What is it about the human condition that makes us so fascinated by the appalling and repugnant?
Our popular culture today is awash with an intense interest in past serial killers, documentaries about them, podcasts about them, even movies about them – and ‘Extremely Wicked, Shockingly Evil and Vile’ is next up on the list.
My initial question would be, is a biopic like this necessary at all? Do we gain any extra knowledge about Bundy, or is there perhaps something else to add to the most well-known and talked about macabre series of murders in American history? After all, we have only just been handed Conversations with a Killer: The Ted Bundy Tapes by Netflix, in which Bundy admits to the murder and necrophilia of at least 36 different women. That’s at least, not limited to.
A movie that brings abhorrent events such as these back to the forefront of the public consciousness needs justification, but ‘Extremely Wicked’ appears to make more of a case for morbid curiosity, and a chance to see Hollywood heartthrob Zac Efron take a dip into his darker side…
The 90-second teaser trailer has been met with an abundance of criticism, ripping the movie apart for romanticising and glorifying the profound killer. Director Joe Berlinger has attempted to counteract these reactions by saying that his aim is to portray:
“The experience of how one becomes a victim to that kind of psychopathic seduction”.
Hmm. I myself am not so sure. Of course, Bundy had a reputation, particularly portrayed in the media, of being charming, handsome, inviting even; but I am not entirely convinced by the need for what appears to be a kind of Mr Grey complex overtly shining through the trailer like the cuffs around Bundy’s wrists. Seductively ripping off his unknowing girlfriend’s blouse and kissing her? Red flag.
Don’t get me wrong, it would be completely senseless to ignore the overriding image that he was able to manufacture for himself. Whilst on Death Row he received a number of love letters, fan mail, even marriage proposals (I know, I can’t quite get over that one either) from young women who thought he was just amazing and were, above all else, enchanted by him through a combination of both attraction and the thrill of terror.
Even Edward D. Cowart, the judge on trial who made the closing statement that the movie has derived its name from, wished Bundy to:
“Take care of himself” and said that he was a “bright young man” who would have “made a good lawyer”.
This remark alone paints a vivid picture of how Bundy was able to manipulate others to see him as being an attractive character with great intellectual potential and a captivating personality. In this case it seems to make sense, then, to cast a young poster-boy actor with an arsenal of boyish charm like Zac Efron, but in reality, this casting makes Bundy look like a glorified ladies’ man when what really lay underneath was a villainous monster.
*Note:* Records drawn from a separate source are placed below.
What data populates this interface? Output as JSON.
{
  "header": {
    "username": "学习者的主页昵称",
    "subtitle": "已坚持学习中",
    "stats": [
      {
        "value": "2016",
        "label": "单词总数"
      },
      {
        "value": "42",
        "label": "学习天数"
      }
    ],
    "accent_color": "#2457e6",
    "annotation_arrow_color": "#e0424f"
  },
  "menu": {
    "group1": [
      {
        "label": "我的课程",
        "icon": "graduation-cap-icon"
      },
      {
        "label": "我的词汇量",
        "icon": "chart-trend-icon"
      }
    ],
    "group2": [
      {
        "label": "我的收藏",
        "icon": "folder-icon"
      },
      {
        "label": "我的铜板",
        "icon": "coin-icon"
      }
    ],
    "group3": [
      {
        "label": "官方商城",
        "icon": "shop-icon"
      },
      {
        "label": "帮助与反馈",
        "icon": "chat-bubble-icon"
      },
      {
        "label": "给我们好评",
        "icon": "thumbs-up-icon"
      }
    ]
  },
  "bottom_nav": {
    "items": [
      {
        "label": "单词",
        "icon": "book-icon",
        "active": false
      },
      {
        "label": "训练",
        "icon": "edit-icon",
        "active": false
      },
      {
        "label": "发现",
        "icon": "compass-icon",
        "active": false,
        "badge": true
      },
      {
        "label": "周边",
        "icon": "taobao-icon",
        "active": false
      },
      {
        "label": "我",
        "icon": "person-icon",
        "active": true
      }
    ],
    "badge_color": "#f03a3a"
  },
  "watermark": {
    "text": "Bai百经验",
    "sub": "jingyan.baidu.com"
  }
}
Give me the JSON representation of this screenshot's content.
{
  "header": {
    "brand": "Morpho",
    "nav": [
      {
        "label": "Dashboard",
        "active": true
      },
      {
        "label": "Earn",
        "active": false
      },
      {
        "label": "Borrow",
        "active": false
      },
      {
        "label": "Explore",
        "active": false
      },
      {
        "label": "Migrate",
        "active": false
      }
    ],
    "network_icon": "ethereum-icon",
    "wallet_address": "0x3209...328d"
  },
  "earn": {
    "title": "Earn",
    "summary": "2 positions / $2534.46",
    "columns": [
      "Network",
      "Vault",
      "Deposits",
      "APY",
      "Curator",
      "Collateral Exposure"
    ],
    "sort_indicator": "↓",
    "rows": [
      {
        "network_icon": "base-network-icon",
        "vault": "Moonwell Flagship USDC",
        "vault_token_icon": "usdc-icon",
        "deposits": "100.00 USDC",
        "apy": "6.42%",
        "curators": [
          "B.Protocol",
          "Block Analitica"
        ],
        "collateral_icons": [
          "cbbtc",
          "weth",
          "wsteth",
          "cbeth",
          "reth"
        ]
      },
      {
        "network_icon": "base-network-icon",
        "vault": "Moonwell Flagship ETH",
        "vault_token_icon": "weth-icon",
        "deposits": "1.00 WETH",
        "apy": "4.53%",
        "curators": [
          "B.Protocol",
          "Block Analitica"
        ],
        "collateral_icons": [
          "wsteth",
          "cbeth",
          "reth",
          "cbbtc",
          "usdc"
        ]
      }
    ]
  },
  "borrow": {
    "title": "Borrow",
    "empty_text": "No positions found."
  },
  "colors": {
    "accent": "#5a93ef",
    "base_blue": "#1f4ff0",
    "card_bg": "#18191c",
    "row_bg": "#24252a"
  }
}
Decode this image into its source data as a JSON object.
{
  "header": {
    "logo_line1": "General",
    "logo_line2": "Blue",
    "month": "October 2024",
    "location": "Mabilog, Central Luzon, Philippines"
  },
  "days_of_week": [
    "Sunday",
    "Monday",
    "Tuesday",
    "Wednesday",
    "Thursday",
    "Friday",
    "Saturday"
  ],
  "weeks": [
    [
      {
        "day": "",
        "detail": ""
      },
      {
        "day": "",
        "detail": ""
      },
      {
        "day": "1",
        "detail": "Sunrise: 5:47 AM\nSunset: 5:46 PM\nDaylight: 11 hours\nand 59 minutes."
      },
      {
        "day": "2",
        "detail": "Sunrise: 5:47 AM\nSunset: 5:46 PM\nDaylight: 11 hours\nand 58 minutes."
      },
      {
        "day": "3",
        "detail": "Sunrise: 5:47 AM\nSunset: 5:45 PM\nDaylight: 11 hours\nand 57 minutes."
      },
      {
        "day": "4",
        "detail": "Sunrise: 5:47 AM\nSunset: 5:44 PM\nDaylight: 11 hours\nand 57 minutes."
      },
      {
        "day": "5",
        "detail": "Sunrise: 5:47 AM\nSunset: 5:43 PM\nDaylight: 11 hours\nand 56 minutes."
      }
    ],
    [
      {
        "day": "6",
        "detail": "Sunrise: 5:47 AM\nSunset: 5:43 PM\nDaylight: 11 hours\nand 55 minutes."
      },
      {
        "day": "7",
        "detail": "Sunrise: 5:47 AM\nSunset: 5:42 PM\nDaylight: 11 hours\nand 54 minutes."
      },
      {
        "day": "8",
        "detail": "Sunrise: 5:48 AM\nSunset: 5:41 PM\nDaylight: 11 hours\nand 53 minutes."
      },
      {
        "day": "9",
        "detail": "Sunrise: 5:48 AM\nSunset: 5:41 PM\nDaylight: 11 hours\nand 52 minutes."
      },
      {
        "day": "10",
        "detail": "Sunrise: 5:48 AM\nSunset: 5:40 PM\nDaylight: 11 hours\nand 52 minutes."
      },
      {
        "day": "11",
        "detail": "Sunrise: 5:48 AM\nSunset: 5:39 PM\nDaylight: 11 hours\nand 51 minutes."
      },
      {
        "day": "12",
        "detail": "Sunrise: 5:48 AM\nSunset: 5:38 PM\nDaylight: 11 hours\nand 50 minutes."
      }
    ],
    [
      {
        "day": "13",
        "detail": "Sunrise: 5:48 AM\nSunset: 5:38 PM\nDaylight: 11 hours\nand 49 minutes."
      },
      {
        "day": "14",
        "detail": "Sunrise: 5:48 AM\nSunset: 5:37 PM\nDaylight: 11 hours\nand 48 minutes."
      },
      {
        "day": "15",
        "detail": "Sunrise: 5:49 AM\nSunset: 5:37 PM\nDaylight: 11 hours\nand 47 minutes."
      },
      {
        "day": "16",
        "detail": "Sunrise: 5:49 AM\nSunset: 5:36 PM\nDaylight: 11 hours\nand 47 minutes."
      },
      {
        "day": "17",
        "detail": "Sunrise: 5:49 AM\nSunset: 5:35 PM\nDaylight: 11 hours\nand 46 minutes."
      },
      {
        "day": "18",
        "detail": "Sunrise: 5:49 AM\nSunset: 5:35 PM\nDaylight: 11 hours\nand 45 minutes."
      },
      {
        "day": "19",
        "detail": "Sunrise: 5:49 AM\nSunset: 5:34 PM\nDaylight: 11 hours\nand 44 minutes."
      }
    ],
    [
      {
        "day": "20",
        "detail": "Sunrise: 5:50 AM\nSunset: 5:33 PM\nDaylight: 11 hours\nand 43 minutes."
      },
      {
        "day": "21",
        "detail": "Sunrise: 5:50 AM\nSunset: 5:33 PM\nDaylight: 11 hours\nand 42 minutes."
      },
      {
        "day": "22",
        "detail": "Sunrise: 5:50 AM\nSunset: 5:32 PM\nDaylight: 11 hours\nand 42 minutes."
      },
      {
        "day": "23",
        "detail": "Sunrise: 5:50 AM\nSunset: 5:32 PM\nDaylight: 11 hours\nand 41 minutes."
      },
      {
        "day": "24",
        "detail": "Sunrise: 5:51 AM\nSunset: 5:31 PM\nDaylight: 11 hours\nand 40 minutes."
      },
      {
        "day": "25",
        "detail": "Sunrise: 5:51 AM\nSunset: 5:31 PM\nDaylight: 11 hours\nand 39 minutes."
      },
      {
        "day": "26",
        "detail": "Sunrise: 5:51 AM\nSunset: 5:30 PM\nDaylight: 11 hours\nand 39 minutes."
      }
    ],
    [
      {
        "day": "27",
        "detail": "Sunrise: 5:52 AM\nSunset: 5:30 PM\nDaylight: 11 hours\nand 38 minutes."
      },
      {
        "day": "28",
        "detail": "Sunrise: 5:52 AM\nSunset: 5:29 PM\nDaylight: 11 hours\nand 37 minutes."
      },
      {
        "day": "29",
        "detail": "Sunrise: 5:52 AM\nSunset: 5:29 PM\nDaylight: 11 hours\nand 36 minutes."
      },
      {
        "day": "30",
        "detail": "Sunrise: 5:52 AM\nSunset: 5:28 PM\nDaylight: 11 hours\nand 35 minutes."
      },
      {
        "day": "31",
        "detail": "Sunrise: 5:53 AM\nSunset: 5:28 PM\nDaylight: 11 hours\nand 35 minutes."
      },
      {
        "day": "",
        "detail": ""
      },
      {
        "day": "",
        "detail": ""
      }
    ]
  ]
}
I wonder how Efron will tackle this with his pretty-boy rep.
The huge risk lies in making one of the most disreputable men ever to walk the Earth look like a clean-shaven, sexy seducer. Bundy was without a doubt able to fool Elizabeth, his poor unsuspecting girlfriend, into believing this façade and it seems as though the movie is going to focus heavily on this, but it is incredibly naïve to think that Bundy was just a charismatic guy able to get away with murder because he was so kind and nice and good looking. He certainly was not charming his way into the lives of the women he assaulted and gruesomely murdered as he feigned injury to lure them into traps, and broke into their homes at night while they slept to bludgeon them.
I think that the victims of the Bundy murders, young and innocent women with so much potential, deserve much more than this. They deserve to be known for who they were; their hopes, dreams, successes, even their failures. Anything other than the defining moment of their lives being their life-altering encounter with Ted Bundy.
I only hope that this movie does justice to them and their families and does not simply allow him his final moment back in the spotlight.
By Neave Meikle